Dorothy Gunther Pugh discusses 'Places Beyond'

When Associate Artistic Director Steven McMahon and I were discussing the focus of our second round of Ballet Memphis’ Places series, we decided upon Places Beyond as a way to extend our conversation with our audience about the ideas of places that are beyond our usual day-to-day dealings with our usual concepts of places. We wanted to focus on the idea of extended places that ask us to stretch our imaginations, perhaps places that cannot really quite be contained.                              

So, we pulled one of our strongest works, Mark Godden’s Angels in the Architecture, which was inspired by the Shaker religion. The Shakers’ all-consuming desire was to be at one with God, and they chose to reach that state (or place), by repressing sexual impulses and dancing into an altered state of elevation. They also left a body of beautiful, simple design, and in this brilliant piece the dancers and the designed chair together offer both homage to this curious and committed group in an exacting, moving work that lets us slip into what their devotion might at times have felt like. I think of it as such a fine example for art to set – exploring, imaginary and wondering at a group that was beyond and outside of the mainstream. Sometimes going to “places beyond” requires empathy, an important and necessary quality as we live together in relationships.

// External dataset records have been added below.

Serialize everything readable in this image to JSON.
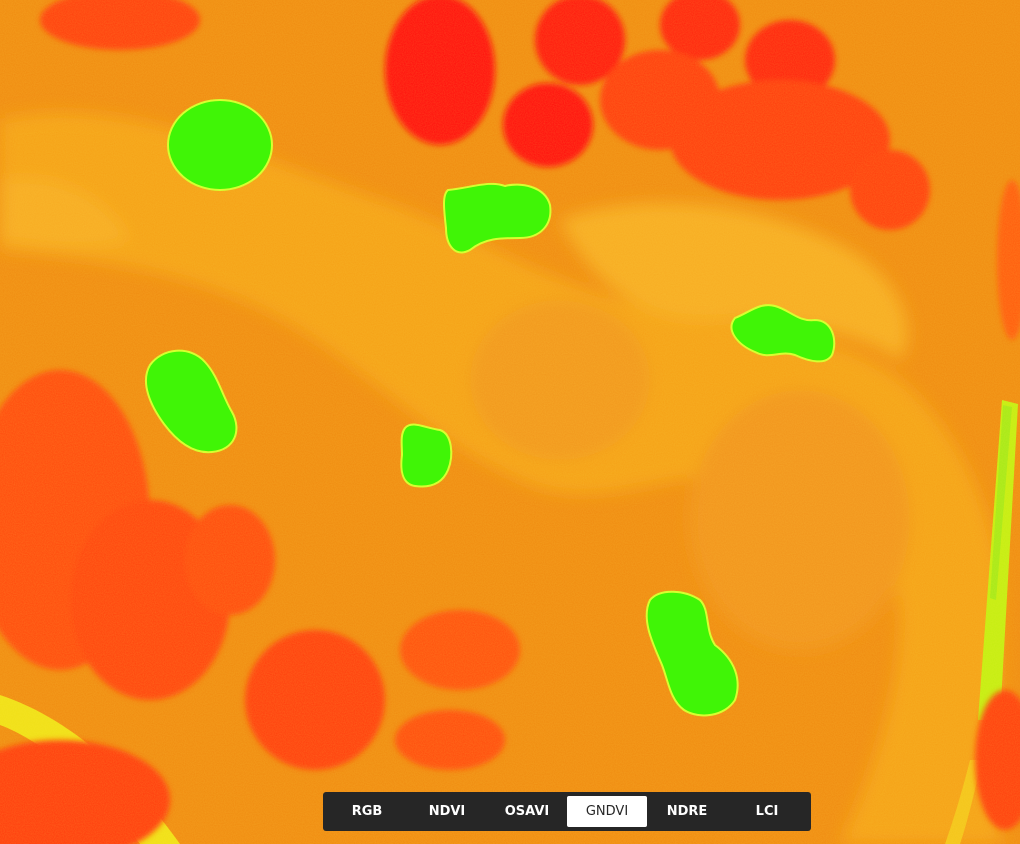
{
  "colors": {
    "background": "#f08a10",
    "high_index": "#3cf505",
    "low_index": "#ff1a0a",
    "toolbar_bg": "#262626",
    "active_tab_bg": "#ffffff"
  },
  "toolbar": {
    "active": "GNDVI",
    "tabs": [
      {
        "label": "RGB"
      },
      {
        "label": "NDVI"
      },
      {
        "label": "OSAVI"
      },
      {
        "label": "GNDVI"
      },
      {
        "label": "NDRE"
      },
      {
        "label": "LCI"
      }
    ]
  }
}
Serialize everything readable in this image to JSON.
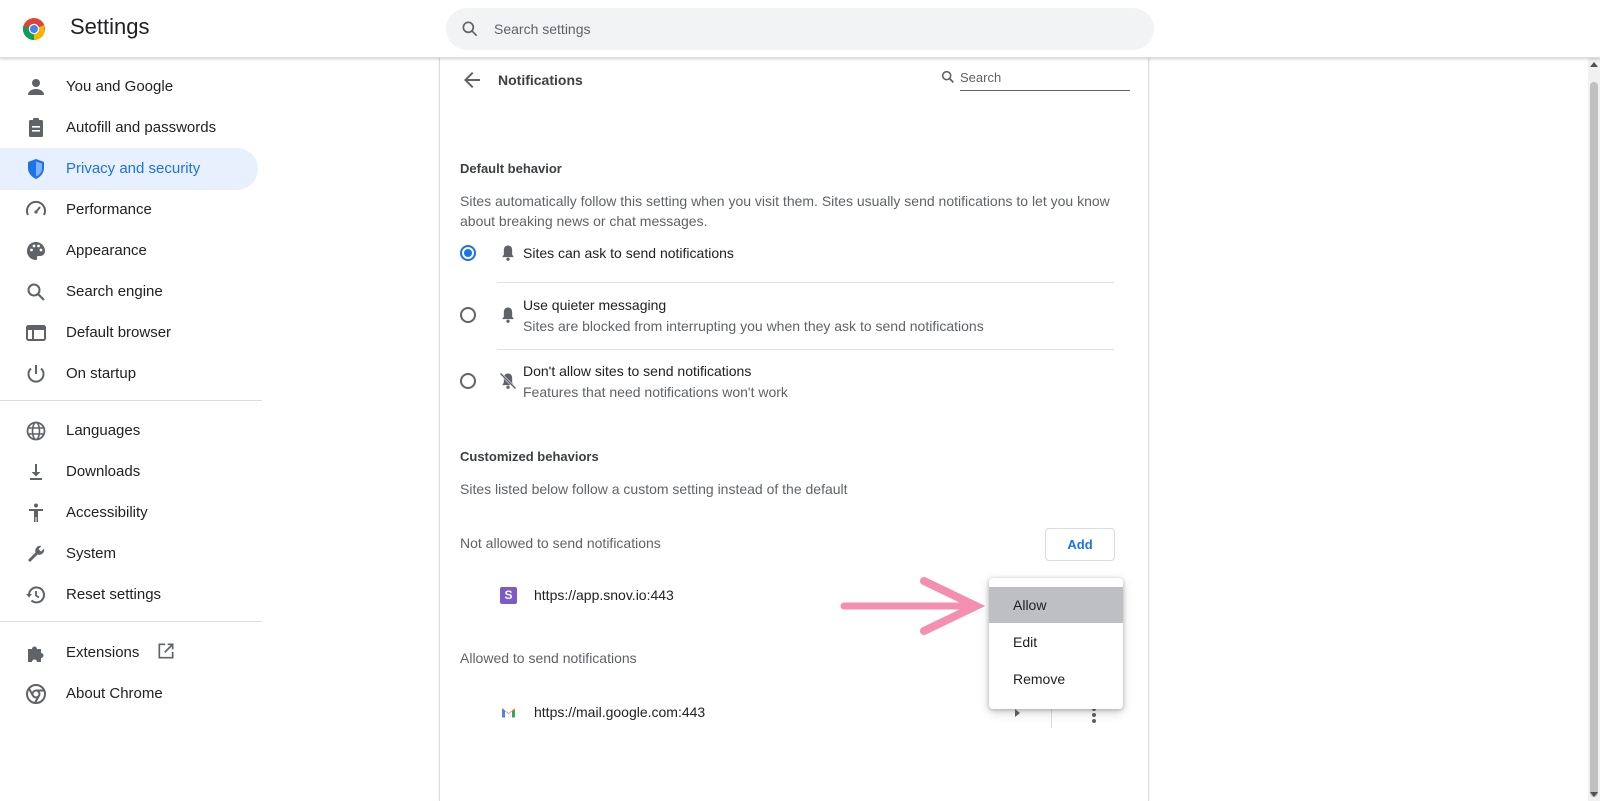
{
  "header": {
    "title": "Settings",
    "search_placeholder": "Search settings"
  },
  "sidebar": {
    "items": [
      {
        "label": "You and Google",
        "icon": "person-icon"
      },
      {
        "label": "Autofill and passwords",
        "icon": "clipboard-icon"
      },
      {
        "label": "Privacy and security",
        "icon": "shield-icon",
        "active": true
      },
      {
        "label": "Performance",
        "icon": "speedometer-icon"
      },
      {
        "label": "Appearance",
        "icon": "palette-icon"
      },
      {
        "label": "Search engine",
        "icon": "search-icon"
      },
      {
        "label": "Default browser",
        "icon": "browser-window-icon"
      },
      {
        "label": "On startup",
        "icon": "power-icon"
      },
      {
        "label": "Languages",
        "icon": "globe-icon"
      },
      {
        "label": "Downloads",
        "icon": "download-icon"
      },
      {
        "label": "Accessibility",
        "icon": "accessibility-icon"
      },
      {
        "label": "System",
        "icon": "wrench-icon"
      },
      {
        "label": "Reset settings",
        "icon": "history-icon"
      },
      {
        "label": "Extensions",
        "icon": "puzzle-icon"
      },
      {
        "label": "About Chrome",
        "icon": "chrome-icon"
      }
    ]
  },
  "page": {
    "title": "Notifications",
    "search_placeholder": "Search",
    "default_behavior": {
      "heading": "Default behavior",
      "description": "Sites automatically follow this setting when you visit them. Sites usually send notifications to let you know about breaking news or chat messages.",
      "options": [
        {
          "label": "Sites can ask to send notifications",
          "sublabel": "",
          "checked": true,
          "icon": "bell-icon"
        },
        {
          "label": "Use quieter messaging",
          "sublabel": "Sites are blocked from interrupting you when they ask to send notifications",
          "checked": false,
          "icon": "bell-icon"
        },
        {
          "label": "Don't allow sites to send notifications",
          "sublabel": "Features that need notifications won't work",
          "checked": false,
          "icon": "bell-off-icon"
        }
      ]
    },
    "customized": {
      "heading": "Customized behaviors",
      "description": "Sites listed below follow a custom setting instead of the default",
      "not_allowed": {
        "label": "Not allowed to send notifications",
        "add_label": "Add",
        "sites": [
          {
            "url": "https://app.snov.io:443",
            "favicon": "S"
          }
        ]
      },
      "allowed": {
        "label": "Allowed to send notifications",
        "sites": [
          {
            "url": "https://mail.google.com:443",
            "favicon": "M"
          }
        ]
      }
    }
  },
  "menu": {
    "items": [
      "Allow",
      "Edit",
      "Remove"
    ],
    "highlighted": "Allow"
  },
  "colors": {
    "accent": "#1a73e8",
    "active_nav_bg": "#e8f0fe",
    "annotation_arrow": "#f48fb1",
    "snov_purple": "#7b5cc7"
  }
}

There are also two new works on the program. We asked Uri Sands to create a work that goes beyond our skin, but to think about it as the beyond being, a deep dive into the mysteries of the heart and its yearning. As I write this, the work is just beginning to be created, but I can tell you that I have been at various professional meetings with Uri, seen his fine company perform, and suspected he had a heart big enough, broad enough, and kind enough to tackle the feelings that are so often unknown until we somehow move some place deep, even if it might mean facing a fear we must also try and see.

And, in a large and opposite direction, there is Steven’s new work: think of the vast space beyond our planet Earth, the infinite universe that is filled with planets, stars, galaxies, meteors. Large beyond our comprehension, yet still we are determined to gaze upon that huge beyond, and imagine, explore, compute, measure, theorize and even try to make travel there more and more possible. Some may say this is foolishness. I say it is one of the most clearly hopeful signs of mankind’s best nature. 

In all three pieces, we really are addressing the human imperative to go beyond self to other, with eagerness, devotion and delight.